    Paul C. Gorski is Associate Professor of Integrative Studies in New Century College at George Mason University. He is the founder of EdChange and the Multicultural Pavilion, a Web site that has won more than a dozen awards internationally for its contribution to multicultural education scholarship and practice.

    Julie Landsman has taught in Minneapolis Public Schools for 25 years. She has also been a visiting Professor at Carleton College in Northfield Minnesota, and an adjunct professor at Hamline University and Metro State University in St. Paul. She is the author of numerous books on race and education and a frequent speaker and consultant around the country and abroad. She can be reached through her website at jlandsman.com

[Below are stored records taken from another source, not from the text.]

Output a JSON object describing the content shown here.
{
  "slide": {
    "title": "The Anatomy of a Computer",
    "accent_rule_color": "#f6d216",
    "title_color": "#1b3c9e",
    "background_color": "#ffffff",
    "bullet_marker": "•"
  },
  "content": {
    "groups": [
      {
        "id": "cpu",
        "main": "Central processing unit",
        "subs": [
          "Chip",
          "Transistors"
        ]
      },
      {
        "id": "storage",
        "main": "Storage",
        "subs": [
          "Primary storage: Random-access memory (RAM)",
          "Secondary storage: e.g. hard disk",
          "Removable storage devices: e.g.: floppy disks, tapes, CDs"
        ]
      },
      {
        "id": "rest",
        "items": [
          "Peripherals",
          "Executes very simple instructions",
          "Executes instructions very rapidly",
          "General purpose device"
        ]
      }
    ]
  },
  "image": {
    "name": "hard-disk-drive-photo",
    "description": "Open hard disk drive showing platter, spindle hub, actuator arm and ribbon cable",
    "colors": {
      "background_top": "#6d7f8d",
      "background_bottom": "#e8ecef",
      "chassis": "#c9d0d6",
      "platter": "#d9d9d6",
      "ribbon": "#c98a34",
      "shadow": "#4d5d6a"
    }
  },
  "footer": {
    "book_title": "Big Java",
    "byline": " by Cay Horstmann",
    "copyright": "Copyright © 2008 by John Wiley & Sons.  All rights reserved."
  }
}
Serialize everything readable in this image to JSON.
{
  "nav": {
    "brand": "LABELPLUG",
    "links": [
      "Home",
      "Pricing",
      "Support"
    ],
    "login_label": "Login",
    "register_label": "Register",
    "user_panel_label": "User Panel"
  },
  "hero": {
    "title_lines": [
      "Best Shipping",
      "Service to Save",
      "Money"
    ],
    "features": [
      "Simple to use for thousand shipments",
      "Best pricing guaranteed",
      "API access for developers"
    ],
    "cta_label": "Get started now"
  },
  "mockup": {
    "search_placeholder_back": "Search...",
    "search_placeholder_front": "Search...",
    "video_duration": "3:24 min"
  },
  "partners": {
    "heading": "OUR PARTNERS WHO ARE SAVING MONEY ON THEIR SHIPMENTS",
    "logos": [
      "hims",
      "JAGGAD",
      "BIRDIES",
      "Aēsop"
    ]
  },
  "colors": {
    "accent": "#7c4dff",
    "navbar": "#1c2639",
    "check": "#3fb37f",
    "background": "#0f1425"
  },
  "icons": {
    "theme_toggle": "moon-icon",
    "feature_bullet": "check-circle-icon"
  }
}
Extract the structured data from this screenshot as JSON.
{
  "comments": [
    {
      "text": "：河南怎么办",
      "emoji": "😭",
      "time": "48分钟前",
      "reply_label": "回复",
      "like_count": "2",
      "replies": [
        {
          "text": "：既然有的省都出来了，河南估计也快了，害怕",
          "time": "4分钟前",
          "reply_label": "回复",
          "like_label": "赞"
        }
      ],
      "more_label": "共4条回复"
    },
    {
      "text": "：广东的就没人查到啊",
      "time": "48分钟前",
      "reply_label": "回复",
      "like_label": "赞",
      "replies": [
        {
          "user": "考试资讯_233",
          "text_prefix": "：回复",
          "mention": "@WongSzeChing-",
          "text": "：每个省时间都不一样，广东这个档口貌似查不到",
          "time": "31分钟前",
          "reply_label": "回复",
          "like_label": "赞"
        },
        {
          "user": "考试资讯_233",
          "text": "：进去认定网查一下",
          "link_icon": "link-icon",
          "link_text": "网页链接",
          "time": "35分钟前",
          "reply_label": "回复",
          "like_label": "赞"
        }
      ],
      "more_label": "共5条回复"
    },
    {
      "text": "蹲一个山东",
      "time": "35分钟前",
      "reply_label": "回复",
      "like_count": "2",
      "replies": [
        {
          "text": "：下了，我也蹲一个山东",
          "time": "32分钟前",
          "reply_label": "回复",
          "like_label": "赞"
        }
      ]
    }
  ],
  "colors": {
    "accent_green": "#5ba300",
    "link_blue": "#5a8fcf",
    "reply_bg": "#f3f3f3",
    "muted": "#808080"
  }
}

    "The Poverty and Education Reader is a top pick for teachers and educators as well as social issues readers, and packs in essays, memoirs and poetry with the idea of analyzing the schooling experience of poor and working-class students. Low-income family experiences are targeted with the idea of profiling proven strategies teachers and schools have used for closing educational gaps, and contributions come from a range of writers, from teachers and students to parents and scholars, discussing views of poor students and their families and approaches that have made a difference. Don't consider this a 'fix' for poor students: look at it as a series of articles on ways youth is alienated by education practices - and how to overcome this with new school and classroom routines."

    Midwest Book Review